The firm will be housing the companies being supported by the initiative starting this month where they will get mentoring, networking and funding to help solve the barriers that have kept them from growing further. In the end, Billson said that the Accelerator's main goal “is to work with the start-up growth stage community and get lower risk opportunities in front of the investors”.

According an Aug. 30 article by The London Free Press, the Accelerator will only make income as the companies they support grow. No growth equals no income, giving the team even more incentive to help develop more growth for these new business.

The business has taken on three high-tech firms: Factory Bucket, a software company for the manufacturing industry, Curling Zone, who creates analytic data for a sports entertainment site around curling, and VisitorQueue, whose software keeps track of the foot-traffic through a company's website. Billson also confirmed that the company is already looking at supporting other small businesses outside the tech industry.
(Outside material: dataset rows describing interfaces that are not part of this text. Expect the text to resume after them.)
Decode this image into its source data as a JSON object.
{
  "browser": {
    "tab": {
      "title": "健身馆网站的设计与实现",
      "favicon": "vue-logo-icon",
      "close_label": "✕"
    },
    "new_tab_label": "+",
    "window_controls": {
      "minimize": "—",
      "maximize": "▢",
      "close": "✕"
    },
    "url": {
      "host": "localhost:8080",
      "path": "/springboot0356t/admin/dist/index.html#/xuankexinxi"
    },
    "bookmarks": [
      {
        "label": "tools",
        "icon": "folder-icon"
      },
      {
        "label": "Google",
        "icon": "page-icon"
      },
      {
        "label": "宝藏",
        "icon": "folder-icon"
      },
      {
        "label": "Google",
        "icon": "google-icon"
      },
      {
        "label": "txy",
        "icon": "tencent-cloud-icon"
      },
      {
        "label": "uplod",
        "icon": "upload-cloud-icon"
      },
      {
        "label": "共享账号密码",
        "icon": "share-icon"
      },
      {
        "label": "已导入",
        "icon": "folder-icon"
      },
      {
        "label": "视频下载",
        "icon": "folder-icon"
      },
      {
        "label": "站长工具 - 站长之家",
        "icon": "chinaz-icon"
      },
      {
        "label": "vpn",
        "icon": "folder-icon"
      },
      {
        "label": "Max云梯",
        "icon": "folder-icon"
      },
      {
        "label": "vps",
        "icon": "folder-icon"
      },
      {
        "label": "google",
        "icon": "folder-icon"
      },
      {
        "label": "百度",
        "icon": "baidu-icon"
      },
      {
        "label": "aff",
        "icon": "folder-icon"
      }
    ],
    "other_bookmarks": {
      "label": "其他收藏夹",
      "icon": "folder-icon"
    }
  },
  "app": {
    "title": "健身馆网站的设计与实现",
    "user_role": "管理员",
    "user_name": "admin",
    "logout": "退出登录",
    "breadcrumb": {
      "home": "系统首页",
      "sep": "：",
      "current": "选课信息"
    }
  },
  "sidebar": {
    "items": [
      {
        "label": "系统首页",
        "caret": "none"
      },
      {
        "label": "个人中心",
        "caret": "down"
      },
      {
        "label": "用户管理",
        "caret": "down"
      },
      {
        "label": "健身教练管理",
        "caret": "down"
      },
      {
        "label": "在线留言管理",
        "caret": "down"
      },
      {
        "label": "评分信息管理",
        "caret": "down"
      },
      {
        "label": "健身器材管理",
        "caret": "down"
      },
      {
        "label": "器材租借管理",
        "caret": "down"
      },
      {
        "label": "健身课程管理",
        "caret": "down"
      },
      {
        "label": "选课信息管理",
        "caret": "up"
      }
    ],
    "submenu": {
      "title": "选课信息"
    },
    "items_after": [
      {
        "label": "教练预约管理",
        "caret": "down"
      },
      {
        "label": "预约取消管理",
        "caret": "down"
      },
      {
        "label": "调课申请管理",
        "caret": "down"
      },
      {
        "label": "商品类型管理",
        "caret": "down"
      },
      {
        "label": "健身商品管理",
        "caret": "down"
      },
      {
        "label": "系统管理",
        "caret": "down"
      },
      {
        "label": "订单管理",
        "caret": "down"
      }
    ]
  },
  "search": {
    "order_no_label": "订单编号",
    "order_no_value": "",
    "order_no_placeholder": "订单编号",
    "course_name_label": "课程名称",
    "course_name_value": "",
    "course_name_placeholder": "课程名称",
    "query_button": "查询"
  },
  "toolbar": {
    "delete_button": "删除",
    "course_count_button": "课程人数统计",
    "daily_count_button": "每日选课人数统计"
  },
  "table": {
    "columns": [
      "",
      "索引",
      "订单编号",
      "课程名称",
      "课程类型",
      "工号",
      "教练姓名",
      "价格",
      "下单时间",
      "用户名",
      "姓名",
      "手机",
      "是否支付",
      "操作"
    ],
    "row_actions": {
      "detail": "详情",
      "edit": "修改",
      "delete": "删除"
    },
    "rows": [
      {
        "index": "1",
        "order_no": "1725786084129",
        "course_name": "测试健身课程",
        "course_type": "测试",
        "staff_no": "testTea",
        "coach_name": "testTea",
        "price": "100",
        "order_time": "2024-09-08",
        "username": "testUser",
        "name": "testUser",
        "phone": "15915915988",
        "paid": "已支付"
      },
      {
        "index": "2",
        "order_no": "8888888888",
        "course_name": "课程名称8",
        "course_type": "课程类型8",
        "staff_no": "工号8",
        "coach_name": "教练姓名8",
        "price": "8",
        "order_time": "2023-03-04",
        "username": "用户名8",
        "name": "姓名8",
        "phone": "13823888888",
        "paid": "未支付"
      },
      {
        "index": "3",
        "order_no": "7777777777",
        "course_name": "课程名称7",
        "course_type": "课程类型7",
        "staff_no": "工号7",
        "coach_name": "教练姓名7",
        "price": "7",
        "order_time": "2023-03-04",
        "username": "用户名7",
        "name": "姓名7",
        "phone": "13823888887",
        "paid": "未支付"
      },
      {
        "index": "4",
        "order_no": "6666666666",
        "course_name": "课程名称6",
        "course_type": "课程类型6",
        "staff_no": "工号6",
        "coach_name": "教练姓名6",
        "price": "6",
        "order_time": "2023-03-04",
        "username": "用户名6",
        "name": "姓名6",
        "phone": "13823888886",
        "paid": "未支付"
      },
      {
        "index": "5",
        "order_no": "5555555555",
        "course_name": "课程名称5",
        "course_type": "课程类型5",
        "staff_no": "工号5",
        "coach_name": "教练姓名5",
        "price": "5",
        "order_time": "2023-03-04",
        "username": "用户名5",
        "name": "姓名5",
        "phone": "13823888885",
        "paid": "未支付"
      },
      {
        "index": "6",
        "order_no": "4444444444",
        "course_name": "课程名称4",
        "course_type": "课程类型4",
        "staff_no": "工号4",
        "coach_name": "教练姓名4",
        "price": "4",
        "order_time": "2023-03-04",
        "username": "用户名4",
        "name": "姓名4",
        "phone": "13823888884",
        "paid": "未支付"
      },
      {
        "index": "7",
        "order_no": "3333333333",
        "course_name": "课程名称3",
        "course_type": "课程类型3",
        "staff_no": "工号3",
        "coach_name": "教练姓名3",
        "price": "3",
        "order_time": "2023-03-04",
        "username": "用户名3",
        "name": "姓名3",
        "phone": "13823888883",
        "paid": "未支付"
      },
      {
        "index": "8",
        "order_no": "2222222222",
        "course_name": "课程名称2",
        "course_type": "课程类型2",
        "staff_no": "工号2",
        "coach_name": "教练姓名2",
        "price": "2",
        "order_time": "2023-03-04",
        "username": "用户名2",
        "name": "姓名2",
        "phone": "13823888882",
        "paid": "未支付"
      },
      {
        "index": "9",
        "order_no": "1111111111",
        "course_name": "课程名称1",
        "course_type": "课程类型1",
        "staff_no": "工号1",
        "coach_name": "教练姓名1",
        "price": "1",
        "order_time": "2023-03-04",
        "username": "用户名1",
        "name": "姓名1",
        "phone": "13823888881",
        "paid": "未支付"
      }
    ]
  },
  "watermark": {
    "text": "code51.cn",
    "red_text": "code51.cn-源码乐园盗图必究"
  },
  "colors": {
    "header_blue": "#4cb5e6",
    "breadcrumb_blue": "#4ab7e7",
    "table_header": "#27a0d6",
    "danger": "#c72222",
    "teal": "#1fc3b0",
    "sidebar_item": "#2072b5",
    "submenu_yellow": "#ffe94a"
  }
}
According to Billson, supporting small businesses helps bring and keep income in the local community.

“The more that we see investments and economic growth here in London companies, instead of investing money let's say into the stock markets, when those dollars come into the community they help grow talent and expertise,” Billson said, “it creates an ecosystem where people come up with good ideas, prototype them, then get them ultimately funded developed in our community, versus having those activities happen in other ones.”

When asked about whether or not students should also keep an eye out for jobs in small businesses or entrepreneurial opportunities, Billson stated, “I think that for the long term, jobs working for large multinational corporations and high-end opportunities are still going to be there, but that won't be the only career path available to students. Figuring out the relations between entrepreneurialism and small businesses is definitely where a lot of future opportunities are for students these days.”

While Roundhouse Accelerator focuses on the growth of small companies already with a toe dipped into the industry, other incubators such as LEAP Junction at the main campus of Fanshawe College, work with those in the hatching stages.

David Ouellette, community outreach coordinator for LEAP Junction, said that students interested should take advantage of what LEAP has to offer.

“I would say anyone who is thinking, or pretty much inquiring, into the idea of you may wanting to start a business, but you don't have an idea yet, there is a lot of people available here [at LEAP] who are ready and willing to talk, discuss and develop ideas with you. I think that students really need to take advantage of it because there is nothing better than being your own boss.”

Also a small business owner, Ouellette and his company Boarder Pass participated in the last incubator held by LEAP this past summer, and had some insight to share about what the incubator does for start-up companies.

“A facility like this for those in the early stages is extremely beneficial because all the knowledge is here and it's ready for you to take advantage of. It's up to you to use it. I saw a lot of people get a lot of value from the summer incubator program that were in those early stages. They helped develop their brand, develop their ideas, checked to see where they were going to go. For me personally that those would have been very helpful in the first few years of our business,” Ouellette said.

Billson stated that the company is part of a larger system in “building a community of entrepreneurialism and small businesses and we [RH Accelerator] are happy to be a part of that ecosystem.”